Employers should be less worried about precedents for dismissing staff and have the confidence to treat cases on their merits, it was claimed today.

It follows a recent controversial Employment Appeal Tribunal ruling.

Tim Lang, partner and head of employment at Black Country law firm George Green, says employers can take into account circumstances around a breach by an employee of terms and conditions in determining whether or not to dismiss them.

"This ruling takes pressure off employers to be bound by apparent precedents set in treating staff and gives them more leeway in allowing them to decide on each case according to the actions of each individual," said Mr Lang, based in George Green's Cradley Heath offices.

The case which determined the latest ruling centres around two joiners in Liverpool sacked for moonlighting.

An employment tribunal ruled as another employee had previously not been dismissed, the joiners' dismissals were held to be unfair, but reduced compensation by 75 per cent for their contributory conduct.

However, the Employment Appeal Tribunal found two differences in circumstances - the earlier employee admitted guilt, the joiners had lied; and the previous employee had 30 years' service, while the two new employees had only recently completed apprenticeships.

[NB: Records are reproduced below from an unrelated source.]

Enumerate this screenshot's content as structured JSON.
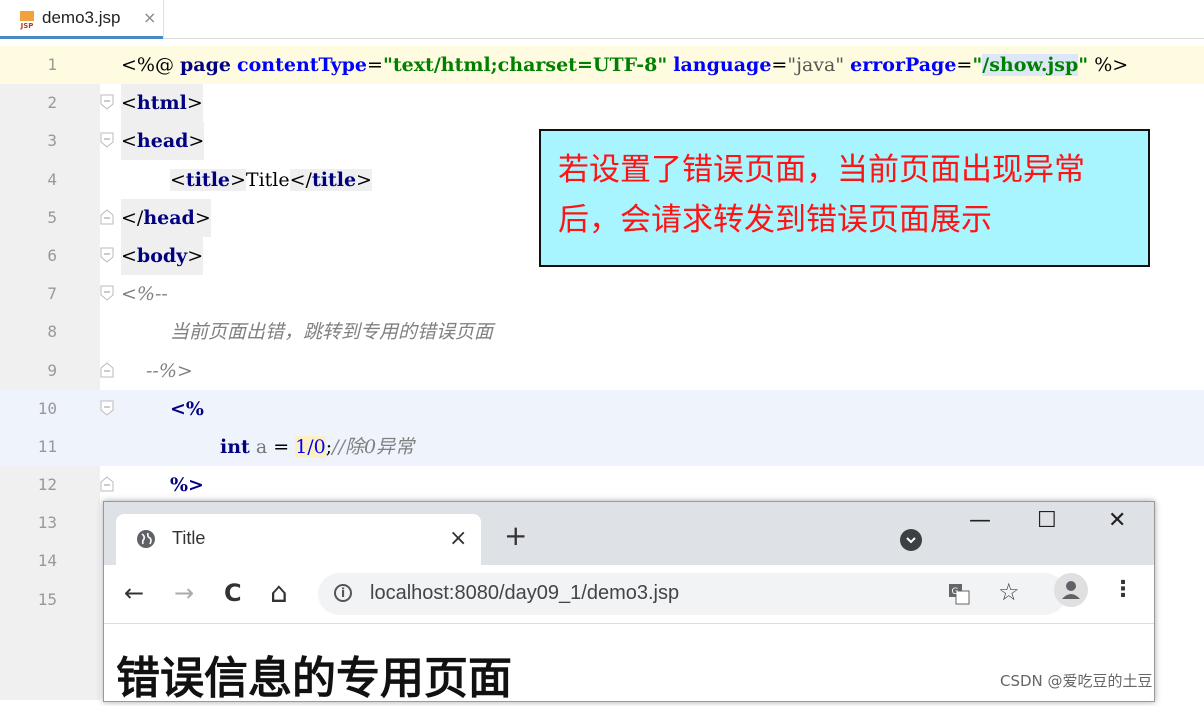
{
  "editor": {
    "tab": {
      "filename": "demo3.jsp",
      "close": "×"
    },
    "line_numbers": [
      "1",
      "2",
      "3",
      "4",
      "5",
      "6",
      "7",
      "8",
      "9",
      "10",
      "11",
      "12",
      "13",
      "14",
      "15"
    ],
    "code": {
      "l1": {
        "open": "<%@ ",
        "page": "page",
        "a1": "contentType",
        "eq1": "=",
        "v1": "\"text/html;charset=UTF-8\"",
        "a2": "language",
        "eq2": "=",
        "v2": "\"java\"",
        "a3": "errorPage",
        "eq3": "=",
        "v3q": "\"",
        "v3": "/show.jsp",
        "v3e": "\"",
        "close": " %>"
      },
      "l2": {
        "lt": "<",
        "tag": "html",
        "gt": ">"
      },
      "l3": {
        "lt": "<",
        "tag": "head",
        "gt": ">"
      },
      "l4": {
        "lt": "<",
        "tag": "title",
        "gt": ">",
        "text": "Title",
        "lt2": "</",
        "tag2": "title",
        "gt2": ">"
      },
      "l5": {
        "lt": "</",
        "tag": "head",
        "gt": ">"
      },
      "l6": {
        "lt": "<",
        "tag": "body",
        "gt": ">"
      },
      "l7": "<%--",
      "l8": "当前页面出错，跳转到专用的错误页面",
      "l9": "--%>",
      "l10": "<%",
      "l11": {
        "kw": "int",
        "ident": "a",
        "eq": " = ",
        "expr": "1/0",
        "semi": ";",
        "comment": "//除0异常"
      },
      "l12": "%>"
    }
  },
  "callout": {
    "text": "若设置了错误页面，当前页面出现异常后，会请求转发到错误页面展示"
  },
  "browser": {
    "tab_title": "Title",
    "tab_close": "×",
    "new_tab": "+",
    "window_controls": {
      "minimize": "—",
      "maximize": "☐",
      "close": "✕"
    },
    "nav": {
      "back": "←",
      "forward": "→",
      "reload": "C",
      "home": "⌂"
    },
    "url": "localhost:8080/day09_1/demo3.jsp",
    "star": "☆",
    "menu": "⋮",
    "page_heading": "错误信息的专用页面"
  },
  "watermark": "CSDN @爱吃豆的土豆",
  "colors": {
    "keyword": "#000080",
    "attribute": "#0000ff",
    "string": "#008000",
    "comment": "#808080",
    "callout_bg": "#a8f4ff",
    "callout_text": "#ff1414"
  }
}
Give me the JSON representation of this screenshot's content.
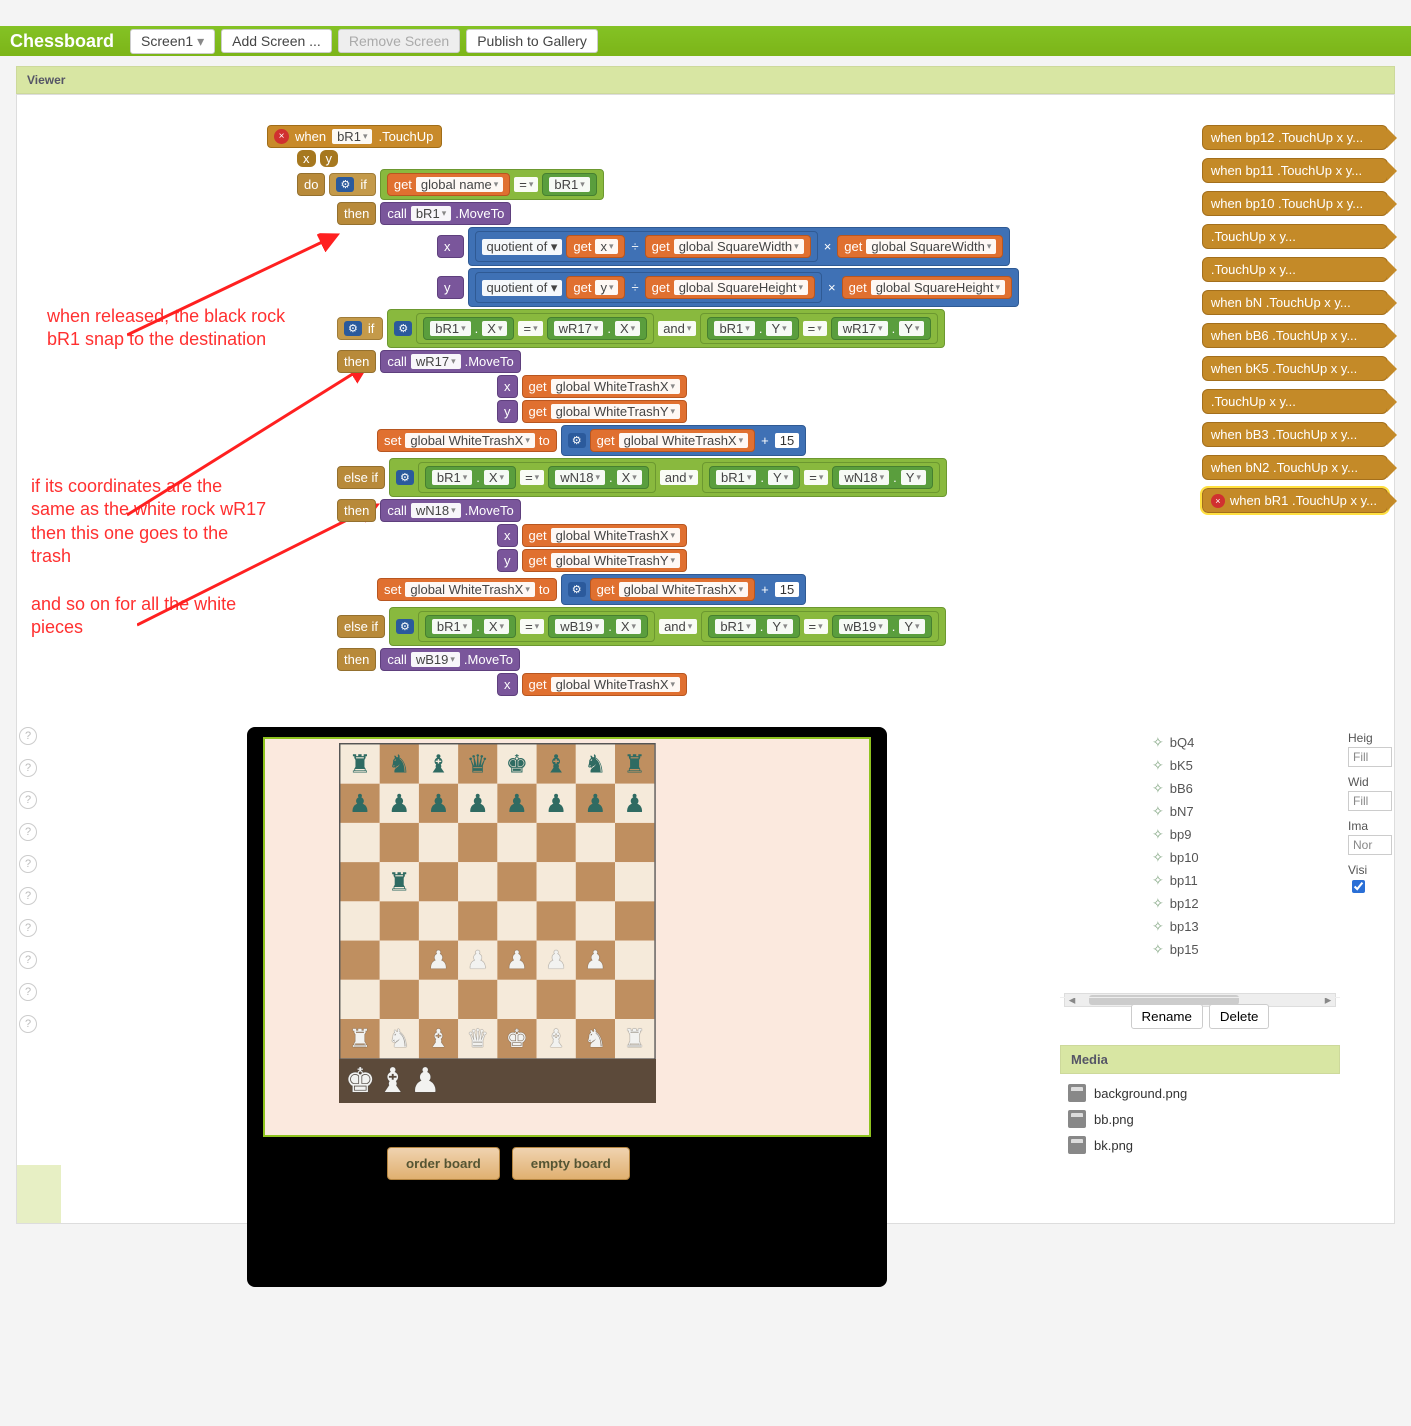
{
  "toolbar": {
    "title": "Chessboard",
    "screen": "Screen1",
    "add": "Add Screen ...",
    "remove": "Remove Screen",
    "publish": "Publish to Gallery"
  },
  "viewer": {
    "title": "Viewer"
  },
  "annot": {
    "a1": "when released, the black rock bR1 snap to the destination",
    "a2": "if its coordinates are the same as the white rock wR17 then this one goes to the trash",
    "a3": "and so on for all the white pieces"
  },
  "blocks": {
    "when": "when",
    "touchup": ".TouchUp",
    "br1": "bR1",
    "x": "x",
    "y": "y",
    "do": "do",
    "if": "if",
    "then": "then",
    "elseif": "else if",
    "get": "get",
    "set": "set",
    "to": "to",
    "call": "call",
    "moveto": ".MoveTo",
    "globalname": "global name",
    "eq": "=",
    "and": "and",
    "quotient": "quotient of ▾",
    "div": "÷",
    "squareW": "global SquareWidth",
    "squareH": "global SquareHeight",
    "wr17": "wR17",
    "wn18": "wN18",
    "wb19": "wB19",
    "dotX": "X",
    "dotY": "Y",
    "whiteTrashX": "global WhiteTrashX",
    "whiteTrashY": "global WhiteTrashY",
    "plus": "+",
    "fifteen": "15",
    "times": "×"
  },
  "pills": [
    {
      "t": "when  bp12 .TouchUp   x   y..."
    },
    {
      "t": "when  bp11 .TouchUp   x   y..."
    },
    {
      "t": "when  bp10 .TouchUp   x   y..."
    },
    {
      "t": ".TouchUp   x   y..."
    },
    {
      "t": ".TouchUp   x   y..."
    },
    {
      "t": "when  bN .TouchUp   x   y..."
    },
    {
      "t": "when  bB6 .TouchUp   x   y..."
    },
    {
      "t": "when  bK5 .TouchUp   x   y..."
    },
    {
      "t": ".TouchUp   x   y..."
    },
    {
      "t": "when  bB3 .TouchUp   x   y..."
    },
    {
      "t": "when  bN2 .TouchUp   x   y..."
    },
    {
      "t": "when  bR1 .TouchUp   x   y...",
      "sel": true
    }
  ],
  "phone": {
    "btn1": "order board",
    "btn2": "empty board"
  },
  "components": {
    "items": [
      "bQ4",
      "bK5",
      "bB6",
      "bN7",
      "bp9",
      "bp10",
      "bp11",
      "bp12",
      "bp13",
      "bp15"
    ],
    "rename": "Rename",
    "delete": "Delete"
  },
  "media": {
    "title": "Media",
    "items": [
      "background.png",
      "bb.png",
      "bk.png"
    ]
  },
  "props": {
    "height_lbl": "Heig",
    "height_v": "Fill",
    "width_lbl": "Wid",
    "width_v": "Fill",
    "image_lbl": "Ima",
    "image_v": "Nor",
    "visible_lbl": "Visi",
    "visible_v": true
  },
  "chess": {
    "layout": [
      [
        "br",
        "bn",
        "bb",
        "bq",
        "bk",
        "bb",
        "bn",
        "br"
      ],
      [
        "bp",
        "bp",
        "bp",
        "bp",
        "bp",
        "bp",
        "bp",
        "bp"
      ],
      [
        "",
        "",
        "",
        "",
        "",
        "",
        "",
        ""
      ],
      [
        "",
        "br",
        "",
        "",
        "",
        "",
        "",
        ""
      ],
      [
        "",
        "",
        "",
        "",
        "",
        "",
        "",
        ""
      ],
      [
        "",
        "",
        "wp",
        "wp",
        "wp",
        "wp",
        "wp",
        ""
      ],
      [
        "",
        "",
        "",
        "",
        "",
        "",
        "",
        ""
      ],
      [
        "wr",
        "wn",
        "wb",
        "wq",
        "wk",
        "wb",
        "wn",
        "wr"
      ]
    ],
    "glyph": {
      "r": "♜",
      "n": "♞",
      "b": "♝",
      "q": "♛",
      "k": "♚",
      "p": "♟"
    }
  }
}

The EAT ruled it was reasonable for the employer to regard these differences as distinguishing features and impose different sanctions.